Source: Gross AW, Olsen KM, DiPiro JT. Intra-abdominal infections. In: DiPiro JT, Talbert RL, Yee GC, Matzke GR, Wells BG, Posey LM, eds.
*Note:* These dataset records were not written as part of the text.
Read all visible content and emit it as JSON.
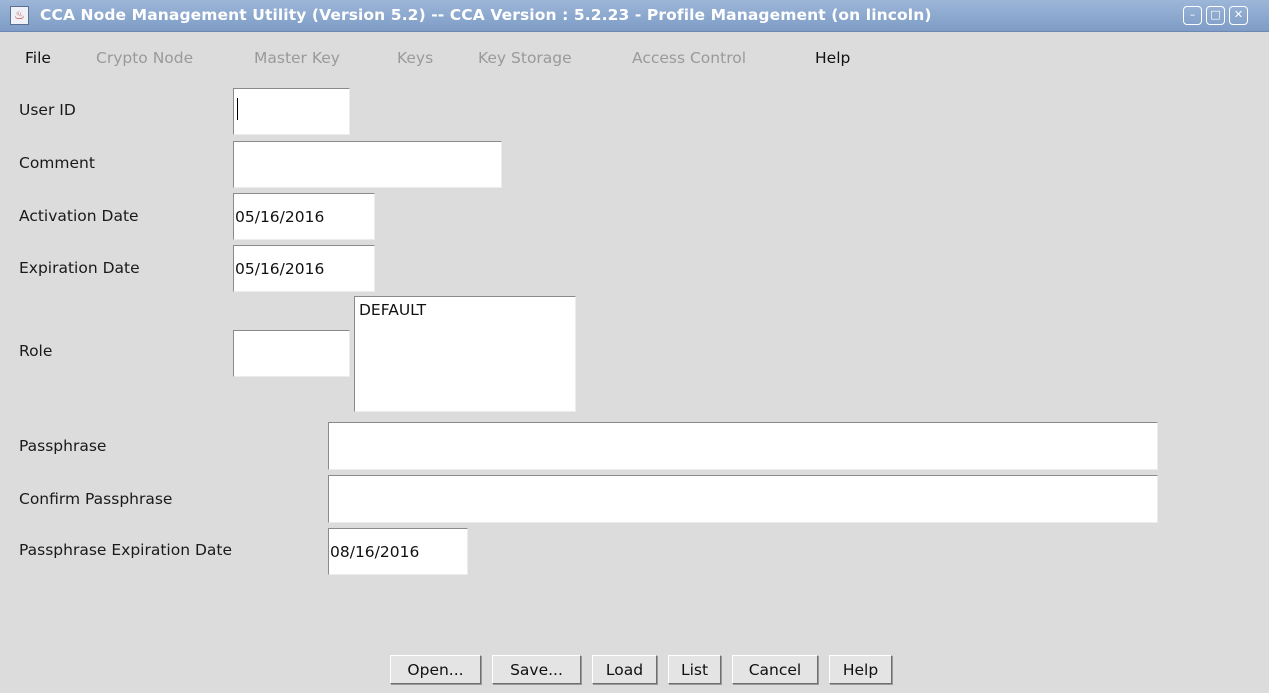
{
  "window": {
    "title": "CCA Node Management Utility (Version 5.2) -- CCA Version : 5.2.23  - Profile Management (on lincoln)",
    "title_bar_color": "#8aa6cf",
    "controls": {
      "minimize": "–",
      "maximize": "□",
      "close": "✕"
    }
  },
  "menu": {
    "file": "File",
    "crypto_node": "Crypto Node",
    "master_key": "Master Key",
    "keys": "Keys",
    "key_storage": "Key Storage",
    "access_control": "Access Control",
    "help": "Help"
  },
  "form": {
    "user_id": {
      "label": "User ID",
      "value": ""
    },
    "comment": {
      "label": "Comment",
      "value": ""
    },
    "activation_date": {
      "label": "Activation Date",
      "value": "05/16/2016"
    },
    "expiration_date": {
      "label": "Expiration Date",
      "value": "05/16/2016"
    },
    "role": {
      "label": "Role",
      "value": "",
      "options": [
        "DEFAULT"
      ]
    },
    "passphrase": {
      "label": "Passphrase",
      "value": ""
    },
    "confirm_passphrase": {
      "label": "Confirm Passphrase",
      "value": ""
    },
    "passphrase_expiration_date": {
      "label": "Passphrase Expiration Date",
      "value": "08/16/2016"
    }
  },
  "buttons": {
    "open": "Open...",
    "save": "Save...",
    "load": "Load",
    "list": "List",
    "cancel": "Cancel",
    "help": "Help"
  }
}
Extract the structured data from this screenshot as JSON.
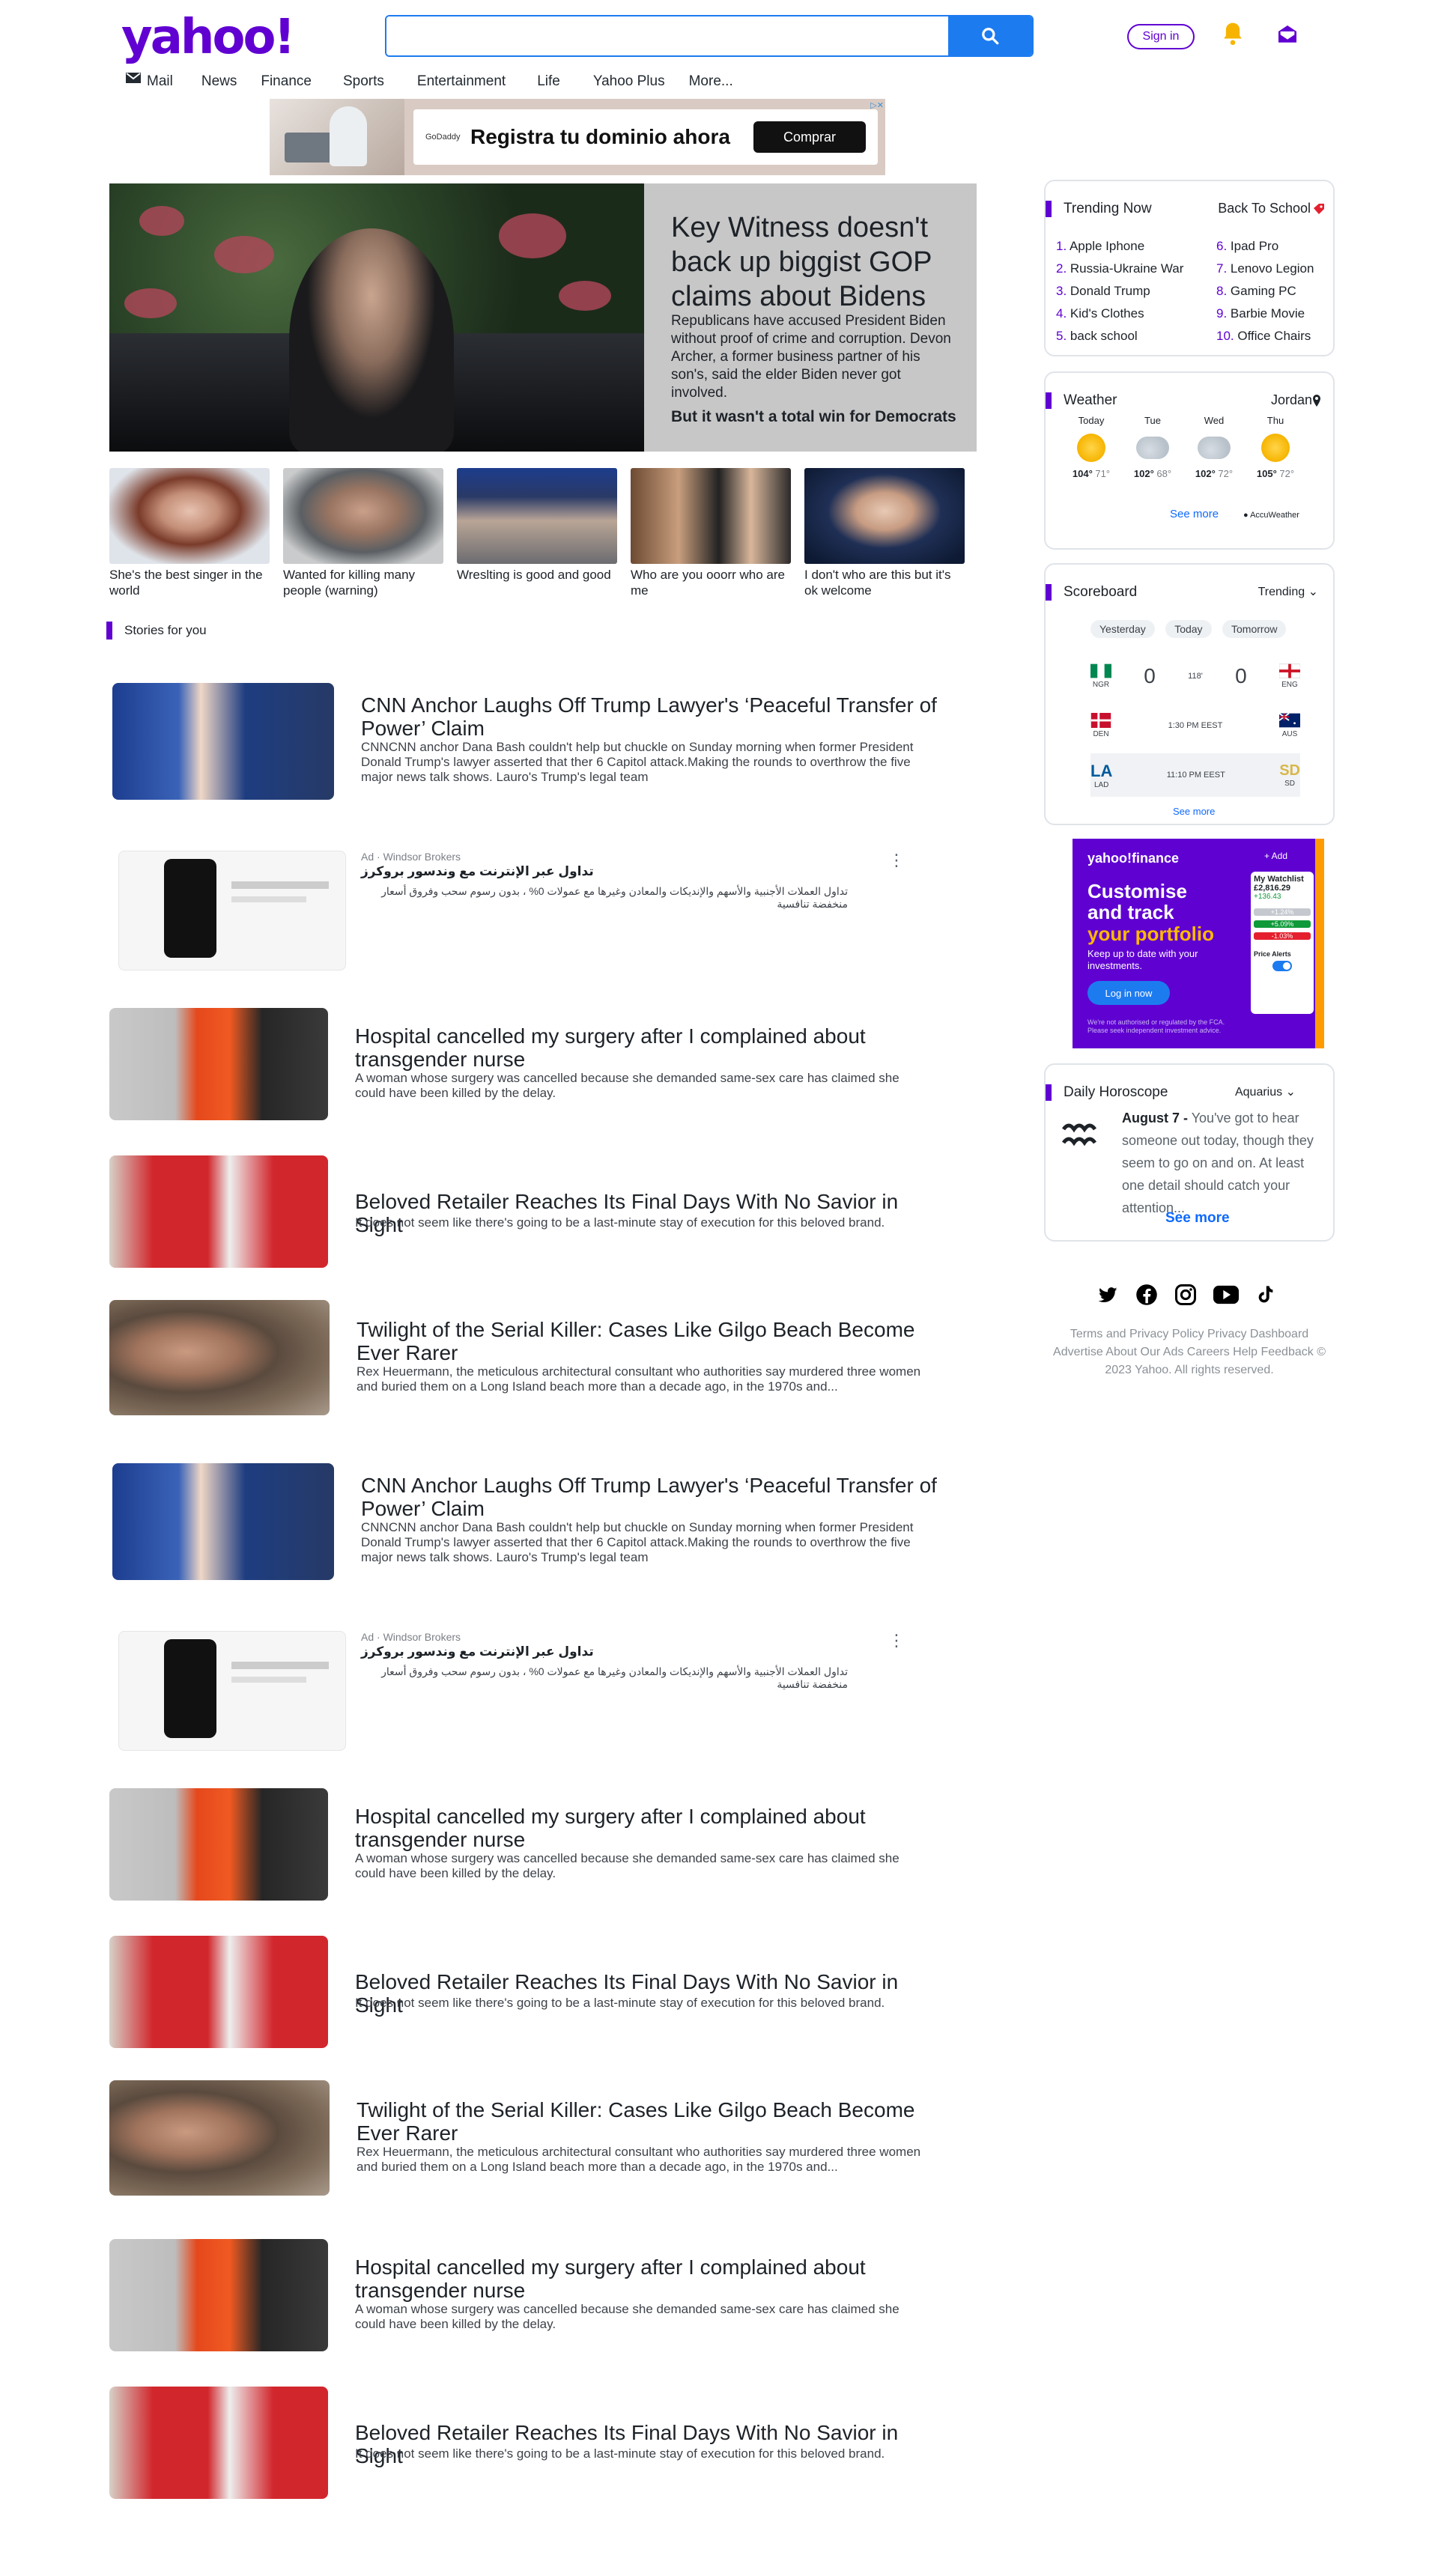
{
  "header": {
    "logo": "yahoo!",
    "search_placeholder": "",
    "signin_label": "Sign in",
    "nav": [
      "Mail",
      "News",
      "Finance",
      "Sports",
      "Entertainment",
      "Life",
      "Yahoo Plus",
      "More..."
    ]
  },
  "ad_banner": {
    "text": "Registra tu dominio ahora",
    "button": "Comprar",
    "brand": "GoDaddy"
  },
  "hero": {
    "title": "Key Witness doesn't back up biggist GOP claims about Bidens",
    "description": "Republicans have accused President Biden without proof of crime and corruption. Devon Archer, a former business partner of his son's, said the elder Biden never got involved.",
    "subhead": "But it wasn't a total win for Democrats"
  },
  "thumbs": [
    {
      "caption": "She's the best singer in the world"
    },
    {
      "caption": "Wanted for killing many people (warning)"
    },
    {
      "caption": "Wreslting is good and good"
    },
    {
      "caption": "Who are you ooorr who are me"
    },
    {
      "caption": "I don't who are this but it's ok welcome"
    }
  ],
  "stories_label": "Stories for you",
  "stories": [
    {
      "kind": "news",
      "title": "CNN Anchor Laughs Off Trump Lawyer's ‘Peaceful Transfer of Power’ Claim",
      "desc": "CNNCNN anchor Dana Bash couldn't help but chuckle on Sunday morning when former President Donald Trump's lawyer asserted that ther 6 Capitol attack.Making the rounds to overthrow the five major news talk shows. Lauro's Trump's legal team"
    },
    {
      "kind": "ad",
      "meta": "Ad · Windsor Brokers",
      "title": "تداول عبر الإنترنت مع وندسور بروكرز",
      "desc": "تداول العملات الأجنبية والأسهم والإنديكات والمعادن وغيرها مع عمولات 0% ، بدون رسوم سحب وفروق أسعار منخفضة تنافسية"
    },
    {
      "kind": "news",
      "title": "Hospital cancelled my surgery after I complained about transgender nurse",
      "desc": "A woman whose surgery was cancelled because she demanded same-sex care has claimed she could have been killed by the delay."
    },
    {
      "kind": "news",
      "title": "Beloved Retailer Reaches Its Final Days With No Savior in Sight",
      "desc": "It does not seem like there's going to be a last-minute stay of execution for this beloved brand."
    },
    {
      "kind": "news",
      "title": "Twilight of the Serial Killer: Cases Like Gilgo Beach Become Ever Rarer",
      "desc": "Rex Heuermann, the meticulous architectural consultant who authorities say murdered three women and buried them on a Long Island beach more than a decade ago, in the 1970s and..."
    },
    {
      "kind": "news",
      "title": "CNN Anchor Laughs Off Trump Lawyer's ‘Peaceful Transfer of Power’ Claim",
      "desc": "CNNCNN anchor Dana Bash couldn't help but chuckle on Sunday morning when former President Donald Trump's lawyer asserted that ther 6 Capitol attack.Making the rounds to overthrow the five major news talk shows. Lauro's Trump's legal team"
    },
    {
      "kind": "ad",
      "meta": "Ad · Windsor Brokers",
      "title": "تداول عبر الإنترنت مع وندسور بروكرز",
      "desc": "تداول العملات الأجنبية والأسهم والإنديكات والمعادن وغيرها مع عمولات 0% ، بدون رسوم سحب وفروق أسعار منخفضة تنافسية"
    },
    {
      "kind": "news",
      "title": "Hospital cancelled my surgery after I complained about transgender nurse",
      "desc": "A woman whose surgery was cancelled because she demanded same-sex care has claimed she could have been killed by the delay."
    },
    {
      "kind": "news",
      "title": "Beloved Retailer Reaches Its Final Days With No Savior in Sight",
      "desc": "It does not seem like there's going to be a last-minute stay of execution for this beloved brand."
    },
    {
      "kind": "news",
      "title": "Twilight of the Serial Killer: Cases Like Gilgo Beach Become Ever Rarer",
      "desc": "Rex Heuermann, the meticulous architectural consultant who authorities say murdered three women and buried them on a Long Island beach more than a decade ago, in the 1970s and..."
    },
    {
      "kind": "news",
      "title": "Hospital cancelled my surgery after I complained about transgender nurse",
      "desc": "A woman whose surgery was cancelled because she demanded same-sex care has claimed she could have been killed by the delay."
    },
    {
      "kind": "news",
      "title": "Beloved Retailer Reaches Its Final Days With No Savior in Sight",
      "desc": "It does not seem like there's going to be a last-minute stay of execution for this beloved brand."
    }
  ],
  "trending": {
    "title": "Trending Now",
    "link": "Back To School",
    "left": [
      "Apple Iphone",
      "Russia-Ukraine War",
      "Donald Trump",
      "Kid's Clothes",
      "back school"
    ],
    "right": [
      "Ipad Pro",
      "Lenovo Legion",
      "Gaming PC",
      "Barbie Movie",
      "Office Chairs"
    ]
  },
  "weather": {
    "title": "Weather",
    "location": "Jordan",
    "days": [
      {
        "name": "Today",
        "hi": "104°",
        "lo": "71°",
        "icon": "sun"
      },
      {
        "name": "Tue",
        "hi": "102°",
        "lo": "68°",
        "icon": "cloud"
      },
      {
        "name": "Wed",
        "hi": "102°",
        "lo": "72°",
        "icon": "cloud"
      },
      {
        "name": "Thu",
        "hi": "105°",
        "lo": "72°",
        "icon": "sun"
      }
    ],
    "see_more": "See more",
    "provider": "AccuWeather"
  },
  "scoreboard": {
    "title": "Scoreboard",
    "filter": "Trending",
    "tabs": [
      "Yesterday",
      "Today",
      "Tomorrow"
    ],
    "rows": [
      {
        "home": "NGR",
        "away": "ENG",
        "home_score": "0",
        "away_score": "0",
        "status": "118'"
      },
      {
        "home": "DEN",
        "away": "AUS",
        "home_score": "",
        "away_score": "",
        "status": "1:30 PM EEST"
      },
      {
        "home": "LAD",
        "away": "SD",
        "home_score": "",
        "away_score": "",
        "status": "11:10 PM EEST"
      }
    ],
    "see_more": "See more"
  },
  "finance_ad": {
    "brand": "yahoo!finance",
    "headline_1": "Customise and track",
    "headline_2": "your portfolio",
    "body": "Keep up to date with your investments.",
    "cta": "Log in now",
    "add": "+ Add",
    "watchlist": "My Watchlist",
    "value": "£2,816.29",
    "change": "+136.43",
    "badges": [
      "+1.24%",
      "+5.09%",
      "-1.03%"
    ],
    "price_alerts": "Price Alerts",
    "disclaimer": "We're not authorised or regulated by the FCA. Please seek independent investment advice."
  },
  "horoscope": {
    "title": "Daily Horoscope",
    "sign": "Aquarius",
    "date": "August 7 -",
    "text": "You've got to hear someone out today, though they seem to go on and on. At least one detail should catch your attention...",
    "see_more": "See more"
  },
  "footer": {
    "links": "Terms and Privacy Policy Privacy Dashboard Advertise About Our Ads Careers Help Feedback © 2023 Yahoo. All rights reserved."
  }
}
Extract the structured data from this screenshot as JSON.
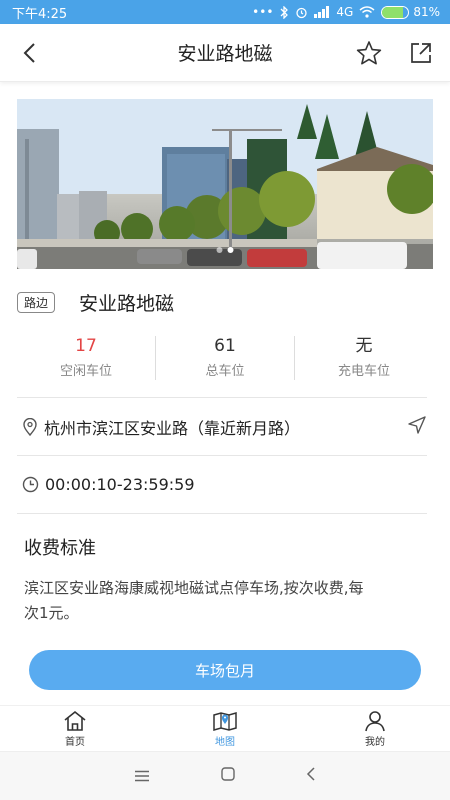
{
  "status": {
    "time": "下午4:25",
    "network": "4G",
    "battery_text": "81%",
    "battery_level": 0.81
  },
  "header": {
    "title": "安业路地磁",
    "back_icon": "back-arrow-icon",
    "favorite_icon": "star-icon",
    "share_icon": "share-icon"
  },
  "photo": {
    "slide_count": 2,
    "active_slide": 1
  },
  "lot": {
    "tag": "路边",
    "name": "安业路地磁"
  },
  "stats": [
    {
      "value": "17",
      "label": "空闲车位",
      "color": "#e34545"
    },
    {
      "value": "61",
      "label": "总车位"
    },
    {
      "value": "无",
      "label": "充电车位"
    }
  ],
  "address": {
    "text": "杭州市滨江区安业路（靠近新月路）",
    "icon": "location-pin-icon",
    "nav_icon": "navigate-icon"
  },
  "hours": {
    "text": "00:00:10-23:59:59",
    "icon": "clock-icon"
  },
  "fee": {
    "title": "收费标准",
    "text": "滨江区安业路海康威视地磁试点停车场,按次收费,每次1元。"
  },
  "primary_button": {
    "label": "车场包月",
    "color": "#59abf0"
  },
  "tabs": [
    {
      "label": "首页",
      "icon": "home-icon"
    },
    {
      "label": "地图",
      "icon": "map-icon",
      "active": true
    },
    {
      "label": "我的",
      "icon": "user-icon"
    }
  ],
  "colors": {
    "accent": "#3f96df",
    "status_bar": "#4aa3e8"
  }
}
Pharmacotherapy: A Pathophysiologic Approach. 10th ed. New York, NY: McGraw-Hill; 2017. http://accesspharmacy.mhmedical.com/content.aspx?bookid=1861§ionid=146072317. Accessed April 14, 2017.
Acute, inflammatory response of peritoneal lining to microorganisms, chemicals, irradiation, or foreign body injury.
Primary peritonitis: intra-abdominal focus may not be evident.
Secondary peritonitis: focal disease process evident.
Abscess: purulent collection of fluid separated from surrounding tissue by wall consisting of inflammatory cells and adjacent organs.
Table 1 summarizes many potential causes of bacterial peritonitis.
Causes of intra-abdominal abscess overlap those of peritonitis.
Primary peritonitis most commonly associated with end-stage alcoholic cirrhosis.
TABLE 1.Causes of Bacterial Peritonitis |Favorite Table|Download (.pdf) TABLE 1. Causes of Bacterial Peritonitis
|Primary bacterial peritonitis |
|Peritoneal dialysis |
|Cirrhosis with ascites |
|Nephrotic syndrome |
|Secondary bacterial peritonitis |
|Miscellaneous causes |
| Diverticulitis |
| Appendicitis |
| Inflammatory bowel diseases |
| Salpingitis |
| Biliary tract infections |
| Necrotizing pancreatitis |
| Neoplasms |
| Intestinal obstruction |
| Perforation |
|Mechanical GI problems |
| Any cause of small bowel obstruction (adhesions and hernia) |
|Vascular causes |
| Mesenteric arterial or venous occlusion (atrial fibrillation) |
| Mesenteric ischemia without occlusion |
| Blunt abdominal trauma with rupture of intestine |
| Penetrating abdominal trauma |
|Iatrogenic intestinal perforation (endoscopy) |
Solid organ transplant in the abdomen.
|Peritoneal contamination during abdominal operation |
|Leakage from GI anastomosis |
Forms through combined action of:
Oxygen tension low within abscess, allowing anaerobic bacteria to thrive.
TABLE 2.Pathogens Isolated from Patients with Intra-abdominal Infection